▸ EXERCISE DIRECTIONS:
Print the data exactly, leaving nothing out.

▸ RECORDS SHOWN:
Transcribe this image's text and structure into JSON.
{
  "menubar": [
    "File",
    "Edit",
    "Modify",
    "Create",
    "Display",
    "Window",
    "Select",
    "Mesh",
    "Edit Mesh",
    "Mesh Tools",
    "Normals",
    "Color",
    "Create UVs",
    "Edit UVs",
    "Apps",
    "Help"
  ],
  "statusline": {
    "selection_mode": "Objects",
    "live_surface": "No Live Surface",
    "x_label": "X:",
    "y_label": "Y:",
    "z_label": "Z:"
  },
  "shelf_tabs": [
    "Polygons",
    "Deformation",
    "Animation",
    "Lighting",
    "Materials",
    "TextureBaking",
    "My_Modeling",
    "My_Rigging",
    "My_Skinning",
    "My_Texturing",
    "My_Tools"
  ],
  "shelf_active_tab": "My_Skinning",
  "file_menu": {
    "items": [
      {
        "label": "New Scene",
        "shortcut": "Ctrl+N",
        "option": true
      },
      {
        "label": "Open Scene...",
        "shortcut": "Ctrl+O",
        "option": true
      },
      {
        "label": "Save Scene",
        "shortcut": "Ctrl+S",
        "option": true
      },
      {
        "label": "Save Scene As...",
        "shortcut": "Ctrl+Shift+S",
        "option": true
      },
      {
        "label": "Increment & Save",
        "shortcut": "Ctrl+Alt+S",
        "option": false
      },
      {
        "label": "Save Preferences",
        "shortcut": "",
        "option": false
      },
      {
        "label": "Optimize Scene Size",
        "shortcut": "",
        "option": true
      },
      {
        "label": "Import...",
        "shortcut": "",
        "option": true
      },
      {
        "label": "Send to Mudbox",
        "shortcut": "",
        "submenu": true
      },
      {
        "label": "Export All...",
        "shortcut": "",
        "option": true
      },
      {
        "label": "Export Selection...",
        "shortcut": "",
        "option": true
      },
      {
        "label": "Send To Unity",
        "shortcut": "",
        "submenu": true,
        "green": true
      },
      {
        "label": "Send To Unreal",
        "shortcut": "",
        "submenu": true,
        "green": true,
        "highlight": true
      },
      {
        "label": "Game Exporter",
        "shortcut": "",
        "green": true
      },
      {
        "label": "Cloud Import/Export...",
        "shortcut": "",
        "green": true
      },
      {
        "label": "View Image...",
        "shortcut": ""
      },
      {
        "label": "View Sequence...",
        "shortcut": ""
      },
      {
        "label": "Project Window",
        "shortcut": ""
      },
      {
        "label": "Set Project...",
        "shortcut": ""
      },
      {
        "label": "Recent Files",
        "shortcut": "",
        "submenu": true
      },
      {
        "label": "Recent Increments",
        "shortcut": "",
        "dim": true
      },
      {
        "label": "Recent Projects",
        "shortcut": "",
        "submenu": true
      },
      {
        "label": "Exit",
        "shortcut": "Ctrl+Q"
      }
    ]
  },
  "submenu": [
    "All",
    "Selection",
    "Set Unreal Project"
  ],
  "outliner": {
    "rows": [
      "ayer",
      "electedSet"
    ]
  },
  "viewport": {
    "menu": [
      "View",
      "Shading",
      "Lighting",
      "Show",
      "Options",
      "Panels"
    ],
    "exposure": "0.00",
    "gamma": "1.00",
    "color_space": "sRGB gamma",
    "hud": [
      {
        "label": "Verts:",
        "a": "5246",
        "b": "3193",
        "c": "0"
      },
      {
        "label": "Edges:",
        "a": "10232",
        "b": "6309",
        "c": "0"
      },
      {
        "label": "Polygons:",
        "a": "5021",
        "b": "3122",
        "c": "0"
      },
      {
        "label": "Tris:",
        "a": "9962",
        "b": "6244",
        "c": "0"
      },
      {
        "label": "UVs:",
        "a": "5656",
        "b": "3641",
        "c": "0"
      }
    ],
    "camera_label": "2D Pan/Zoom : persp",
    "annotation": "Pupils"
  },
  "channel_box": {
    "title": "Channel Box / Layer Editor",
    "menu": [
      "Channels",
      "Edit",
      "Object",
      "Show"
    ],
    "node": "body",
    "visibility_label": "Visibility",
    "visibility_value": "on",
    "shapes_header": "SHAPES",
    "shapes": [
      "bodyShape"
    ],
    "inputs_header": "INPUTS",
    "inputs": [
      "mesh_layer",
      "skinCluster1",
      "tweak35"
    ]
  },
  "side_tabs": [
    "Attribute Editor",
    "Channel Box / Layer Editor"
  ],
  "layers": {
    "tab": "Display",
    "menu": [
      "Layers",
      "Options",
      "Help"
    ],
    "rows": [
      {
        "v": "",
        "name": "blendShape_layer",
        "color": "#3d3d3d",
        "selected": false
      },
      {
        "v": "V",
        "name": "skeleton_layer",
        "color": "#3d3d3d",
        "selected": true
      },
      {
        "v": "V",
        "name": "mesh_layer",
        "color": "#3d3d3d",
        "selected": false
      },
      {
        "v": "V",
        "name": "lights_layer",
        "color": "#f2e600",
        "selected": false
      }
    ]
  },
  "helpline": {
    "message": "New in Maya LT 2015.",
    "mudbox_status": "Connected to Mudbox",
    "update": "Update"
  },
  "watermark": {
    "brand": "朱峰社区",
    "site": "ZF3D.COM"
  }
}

▸ WRITTEN SOLUTION:
Transcribe this image's text and structure into JSON.
{
  "menubar": [
    "File",
    "Edit",
    "Modify",
    "Create",
    "Display",
    "Window",
    "Select",
    "Mesh",
    "Edit Mesh",
    "Mesh Tools",
    "Normals",
    "Color",
    "Create UVs",
    "Edit UVs",
    "Apps",
    "Help"
  ],
  "statusline": {
    "selection_mode": "Objects",
    "live_surface": "No Live Surface",
    "x_label": "X:",
    "y_label": "Y:",
    "z_label": "Z:"
  },
  "shelf_tabs": [
    "Polygons",
    "Deformation",
    "Animation",
    "Lighting",
    "Materials",
    "TextureBaking",
    "My_Modeling",
    "My_Rigging",
    "My_Skinning",
    "My_Texturing",
    "My_Tools"
  ],
  "shelf_active_tab": "My_Skinning",
  "file_menu": {
    "items": [
      {
        "label": "New Scene",
        "shortcut": "Ctrl+N",
        "option": true
      },
      {
        "label": "Open Scene...",
        "shortcut": "Ctrl+O",
        "option": true
      },
      {
        "label": "Save Scene",
        "shortcut": "Ctrl+S",
        "option": true
      },
      {
        "label": "Save Scene As...",
        "shortcut": "Ctrl+Shift+S",
        "option": true
      },
      {
        "label": "Increment & Save",
        "shortcut": "Ctrl+Alt+S",
        "option": false
      },
      {
        "label": "Save Preferences",
        "shortcut": "",
        "option": false
      },
      {
        "label": "Optimize Scene Size",
        "shortcut": "",
        "option": true
      },
      {
        "label": "Import...",
        "shortcut": "",
        "option": true
      },
      {
        "label": "Send to Mudbox",
        "shortcut": "",
        "submenu": true
      },
      {
        "label": "Export All...",
        "shortcut": "",
        "option": true
      },
      {
        "label": "Export Selection...",
        "shortcut": "",
        "option": true
      },
      {
        "label": "Send To Unity",
        "shortcut": "",
        "submenu": true,
        "green": true
      },
      {
        "label": "Send To Unreal",
        "shortcut": "",
        "submenu": true,
        "green": true,
        "highlight": true
      },
      {
        "label": "Game Exporter",
        "shortcut": "",
        "green": true
      },
      {
        "label": "Cloud Import/Export...",
        "shortcut": "",
        "green": true
      },
      {
        "label": "View Image...",
        "shortcut": ""
      },
      {
        "label": "View Sequence...",
        "shortcut": ""
      },
      {
        "label": "Project Window",
        "shortcut": ""
      },
      {
        "label": "Set Project...",
        "shortcut": ""
      },
      {
        "label": "Recent Files",
        "shortcut": "",
        "submenu": true
      },
      {
        "label": "Recent Increments",
        "shortcut": "",
        "dim": true
      },
      {
        "label": "Recent Projects",
        "shortcut": "",
        "submenu": true
      },
      {
        "label": "Exit",
        "shortcut": "Ctrl+Q"
      }
    ]
  },
  "submenu": [
    "All",
    "Selection",
    "Set Unreal Project"
  ],
  "outliner": {
    "rows": [
      "ayer",
      "electedSet"
    ]
  },
  "viewport": {
    "menu": [
      "View",
      "Shading",
      "Lighting",
      "Show",
      "Options",
      "Panels"
    ],
    "exposure": "0.00",
    "gamma": "1.00",
    "color_space": "sRGB gamma",
    "hud": [
      {
        "label": "Verts:",
        "a": "5246",
        "b": "3193",
        "c": "0"
      },
      {
        "label": "Edges:",
        "a": "10232",
        "b": "6309",
        "c": "0"
      },
      {
        "label": "Polygons:",
        "a": "5021",
        "b": "3122",
        "c": "0"
      },
      {
        "label": "Tris:",
        "a": "9962",
        "b": "6244",
        "c": "0"
      },
      {
        "label": "UVs:",
        "a": "5656",
        "b": "3641",
        "c": "0"
      }
    ],
    "camera_label": "2D Pan/Zoom : persp",
    "annotation": "Pupils"
  },
  "channel_box": {
    "title": "Channel Box / Layer Editor",
    "menu": [
      "Channels",
      "Edit",
      "Object",
      "Show"
    ],
    "node": "body",
    "visibility_label": "Visibility",
    "visibility_value": "on",
    "shapes_header": "SHAPES",
    "shapes": [
      "bodyShape"
    ],
    "inputs_header": "INPUTS",
    "inputs": [
      "mesh_layer",
      "skinCluster1",
      "tweak35"
    ]
  },
  "side_tabs": [
    "Attribute Editor",
    "Channel Box / Layer Editor"
  ],
  "layers": {
    "tab": "Display",
    "menu": [
      "Layers",
      "Options",
      "Help"
    ],
    "rows": [
      {
        "v": "",
        "name": "blendShape_layer",
        "color": "#3d3d3d",
        "selected": false
      },
      {
        "v": "V",
        "name": "skeleton_layer",
        "color": "#3d3d3d",
        "selected": true
      },
      {
        "v": "V",
        "name": "mesh_layer",
        "color": "#3d3d3d",
        "selected": false
      },
      {
        "v": "V",
        "name": "lights_layer",
        "color": "#f2e600",
        "selected": false
      }
    ]
  },
  "helpline": {
    "message": "New in Maya LT 2015.",
    "mudbox_status": "Connected to Mudbox",
    "update": "Update"
  },
  "watermark": {
    "brand": "朱峰社区",
    "site": "ZF3D.COM"
  }
}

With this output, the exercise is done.